An online version known as DBAOL (DBA On-Line) was published by Wargaming.net in 2000, based upon DBA v1.2 and upgraded to 1.22. However the online version of the game was not been upgraded to match newer versions of DBA, and the website announced that it is closing down from 1 December 2019.
Players use a single six-sided die each, and games are played on a square field, which conventionally (though not necessarily) has sides that are roughly sixteen times the base width being used.
Though the exact details differ in different editions of the game, in the current version players roll dice to determine who will be the invader and who will be the defender. The defender uses a random process to place terrain according to his army's home territory, and the invader chooses which side his army will enter the board. The players then alternate in placing their camp model and armies, and the defender takes the first bound.
Players then alternate bounds. At the start of each bound, the active player dices for "PIPs". PIPs are the spots on a die. The number of PIPs rolled represents the player's level of control for the turn. Players spend their PIPs to move single elements or connected groups of elements on the game board. PIPs do not carry over from turn to turn. PIPs simulate (though not model) the difficulties of command and control during a battle, and players find that once battle is joined, they often need to spend all of their available PIPs shoring up their battle line, with few PIPs left over for maneuver of un-engaged elements.
After making any such desired moves, the players then conduct combat, both ranged and close combat, adjudicated in the order specified by the active player.
Combat is resolved per-element, in the order desired by the active player. To resolve combat, each player throws one die and adds modifiers for both troop type and battlefield situation (such as being outflanked or up hill). The higher roll wins the combat and results are applied immediately, before the next combat is decided. Achieving a roll twice as high as your opponent generally destroys that opponent, with lesser successes merely pushing the opponent back out of the line of battle. Note that since results are applied immediately, shrewd players resolve combats whose results can give them advantages against other elements in future combats.
Once all combats have been resolved, the other player takes their turn. The game continues in this way until one of the players achieves the win condition - the destruction of 1/3 of the enemy's army. In the event of a tie at the end of bound, play continues until the end of a bound where one player has lost more than the opponent.
Some players have found Phil Barker's succinct rule writing style to be difficult to decipher, referring to it as "Barkerese". The current version involved many players giving the author advice to improve the format and readability.
Due to the nature of DBA's combat system, DBA is often criticized as being over-"geometric", as elements are matched up in precise ways, and base widths must match up with some precision. Many of the improvements in the various editions of DBA have been to address geometric concerns and "millimetrics".

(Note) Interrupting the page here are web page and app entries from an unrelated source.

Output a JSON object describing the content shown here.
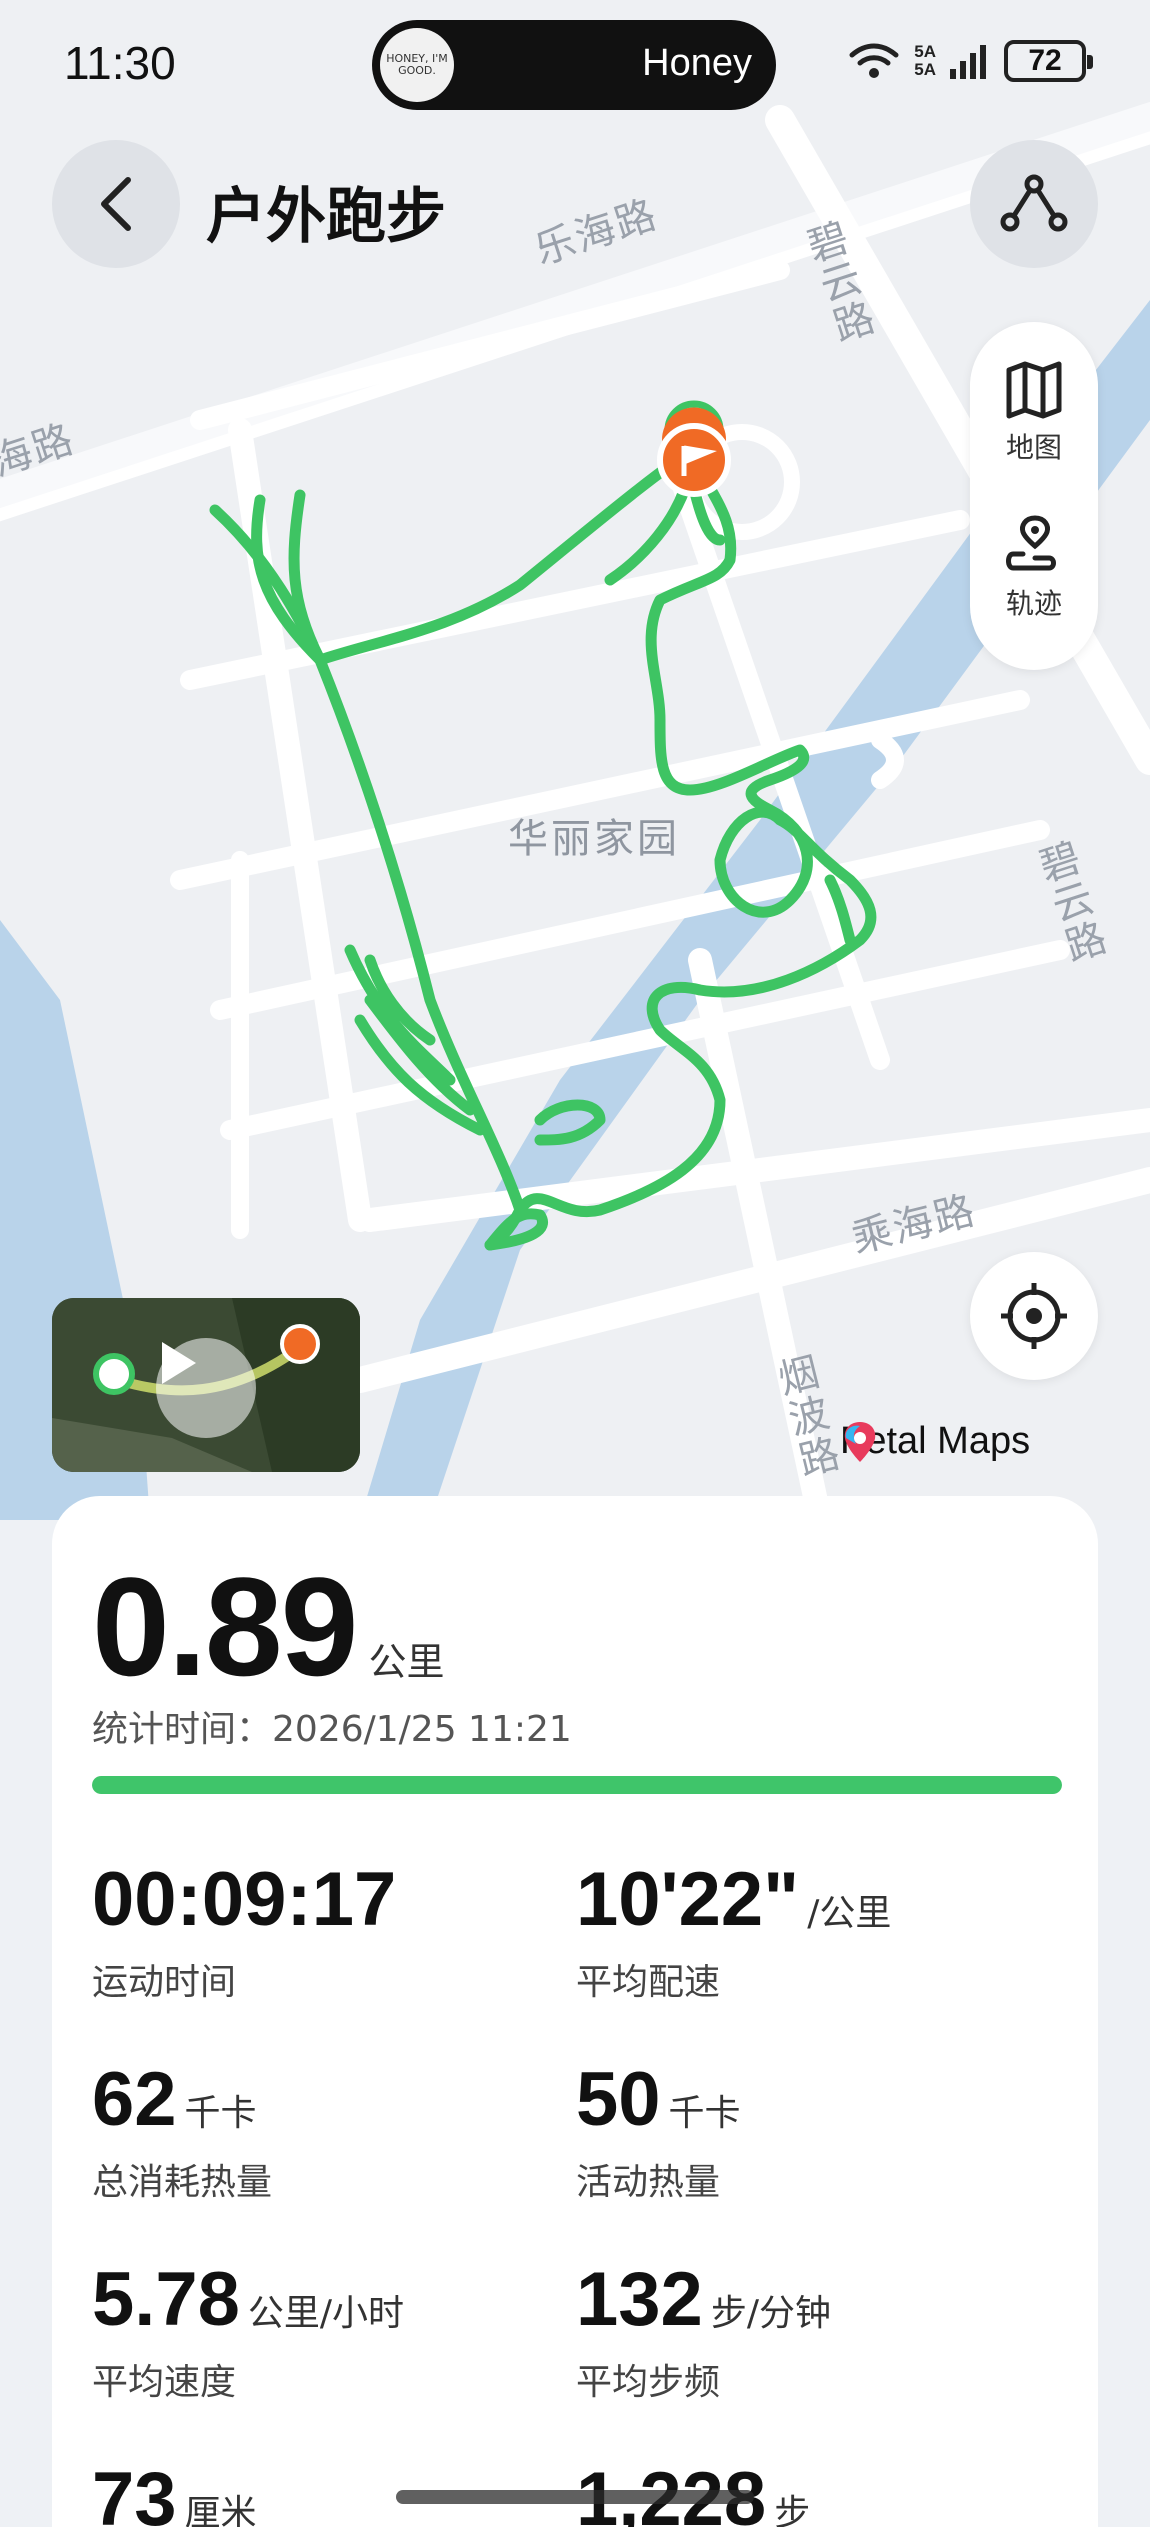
{
  "status_bar": {
    "time": "11:30",
    "now_playing_title": "Honey",
    "album_art_text": "HONEY, I'M GOOD.",
    "network_top": "5A",
    "network_bottom": "5A",
    "battery": "72"
  },
  "header": {
    "title": "户外跑步"
  },
  "map": {
    "roads": {
      "top": "乐海路",
      "top_left": "海路",
      "right_top": "碧云路",
      "right_mid": "碧云路",
      "bottom": "乘海路",
      "bottom_vert": "烟波路"
    },
    "area": "华丽家园",
    "route_color": "#3ec463",
    "start_color": "#3ec463",
    "end_color": "#f06a25",
    "attribution": "Petal Maps"
  },
  "layer_panel": {
    "map_label": "地图",
    "track_label": "轨迹"
  },
  "summary": {
    "distance": "0.89",
    "distance_unit": "公里",
    "stat_time_label": "统计时间：",
    "stat_time_value": "2026/1/25 11:21",
    "progress": 1.0,
    "progress_color": "#3fc56a"
  },
  "metrics": [
    {
      "value": "00:09:17",
      "unit": "",
      "label": "运动时间"
    },
    {
      "value": "10'22\"",
      "unit": "/公里",
      "label": "平均配速"
    },
    {
      "value": "62",
      "unit": "千卡",
      "label": "总消耗热量"
    },
    {
      "value": "50",
      "unit": "千卡",
      "label": "活动热量"
    },
    {
      "value": "5.78",
      "unit": "公里/小时",
      "label": "平均速度"
    },
    {
      "value": "132",
      "unit": "步/分钟",
      "label": "平均步频"
    },
    {
      "value": "73",
      "unit": "厘米",
      "label": ""
    },
    {
      "value": "1,228",
      "unit": "步",
      "label": ""
    }
  ]
}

- Fanaticus Online community of DBA players (Archived)
- DBA Online An online version of the game
- Google Plus Community

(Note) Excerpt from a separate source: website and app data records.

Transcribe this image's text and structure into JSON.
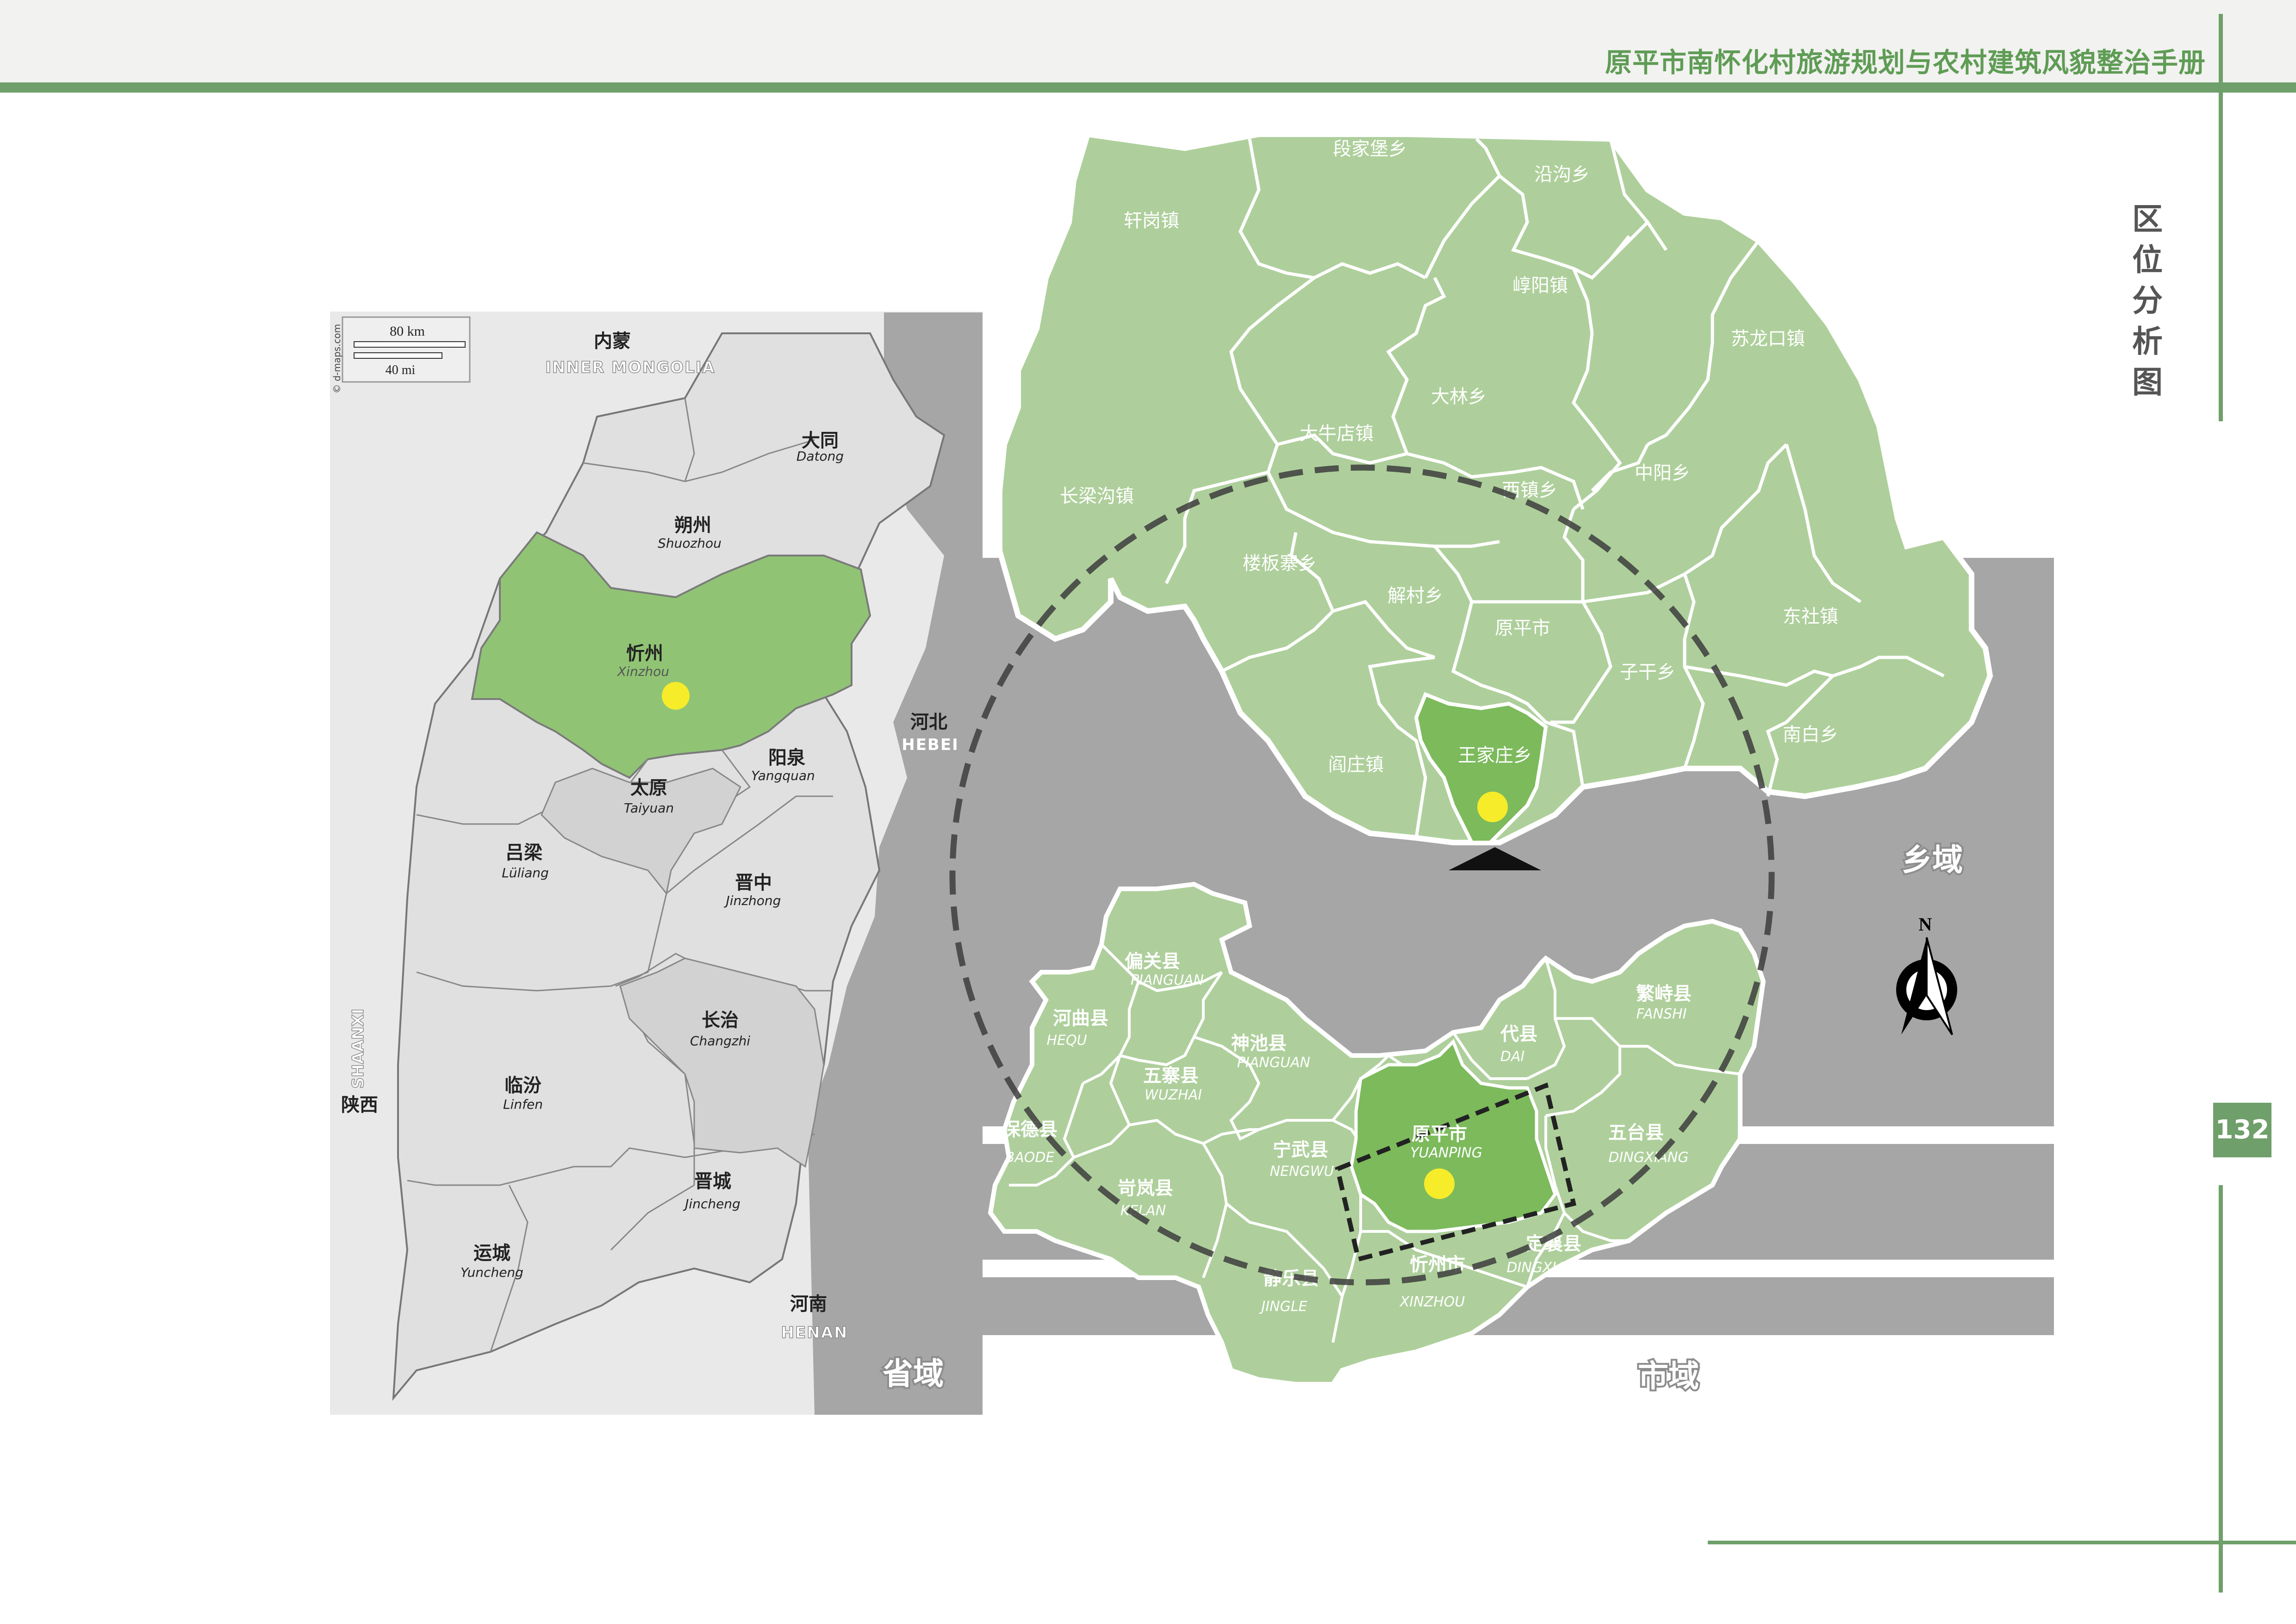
{
  "header": {
    "title": "原平市南怀化村旅游规划与农村建筑风貌整治手册"
  },
  "side_title": [
    "区",
    "位",
    "分",
    "析",
    "图"
  ],
  "page_number": "132",
  "scale_bar": {
    "km": "80 km",
    "mi": "40 mi",
    "credit": "© d-maps.com"
  },
  "province_panel": {
    "caption": "省域",
    "regions": [
      {
        "cn": "内蒙",
        "en": "INNER MONGOLIA"
      },
      {
        "cn": "大同",
        "en": "Datong"
      },
      {
        "cn": "朔州",
        "en": "Shuozhou"
      },
      {
        "cn": "忻州",
        "en": "Xinzhou"
      },
      {
        "cn": "阳泉",
        "en": "Yangquan"
      },
      {
        "cn": "太原",
        "en": "Taiyuan"
      },
      {
        "cn": "吕梁",
        "en": "Lüliang"
      },
      {
        "cn": "晋中",
        "en": "Jinzhong"
      },
      {
        "cn": "长治",
        "en": "Changzhi"
      },
      {
        "cn": "临汾",
        "en": "Linfen"
      },
      {
        "cn": "晋城",
        "en": "Jincheng"
      },
      {
        "cn": "运城",
        "en": "Yuncheng"
      },
      {
        "cn": "河北",
        "en": "HEBEI"
      },
      {
        "cn": "河南",
        "en": "HENAN"
      },
      {
        "cn": "陕西",
        "en": "SHAANXI"
      }
    ]
  },
  "city_panel": {
    "caption": "市域",
    "regions": [
      {
        "cn": "偏关县",
        "en": "PIANGUAN"
      },
      {
        "cn": "河曲县",
        "en": "HEQU"
      },
      {
        "cn": "神池县",
        "en": "PIANGUAN"
      },
      {
        "cn": "五寨县",
        "en": "WUZHAI"
      },
      {
        "cn": "保德县",
        "en": "BAODE"
      },
      {
        "cn": "岢岚县",
        "en": "KELAN"
      },
      {
        "cn": "宁武县",
        "en": "NENGWU"
      },
      {
        "cn": "原平市",
        "en": "YUANPING"
      },
      {
        "cn": "代县",
        "en": "DAI"
      },
      {
        "cn": "繁峙县",
        "en": "FANSHI"
      },
      {
        "cn": "五台县",
        "en": "DINGXIANG"
      },
      {
        "cn": "定襄县",
        "en": "DINGXIANG"
      },
      {
        "cn": "忻州市",
        "en": "XINZHOU"
      },
      {
        "cn": "静乐县",
        "en": "JINGLE"
      }
    ]
  },
  "township_panel": {
    "caption": "乡域",
    "regions": [
      "段家堡乡",
      "沿沟乡",
      "轩岗镇",
      "崞阳镇",
      "苏龙口镇",
      "大林乡",
      "大牛店镇",
      "长梁沟镇",
      "西镇乡",
      "中阳乡",
      "楼板寨乡",
      "解村乡",
      "原平市",
      "东社镇",
      "子干乡",
      "王家庄乡",
      "阎庄镇",
      "南白乡"
    ]
  },
  "compass": {
    "label": "N"
  },
  "colors": {
    "accent": "#6f9f6a",
    "highlight": "#8fc46f",
    "marker": "#f6ec2a",
    "township": "#aecf9b"
  }
}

- DBA on Yahoo! Groups
- La Armada Online community of DBA players (Spanish)
- Unofficial Guide to DBA
- Society of Ancients
- New Fanaticus -DBA Gaming http://fanaticus.boards.net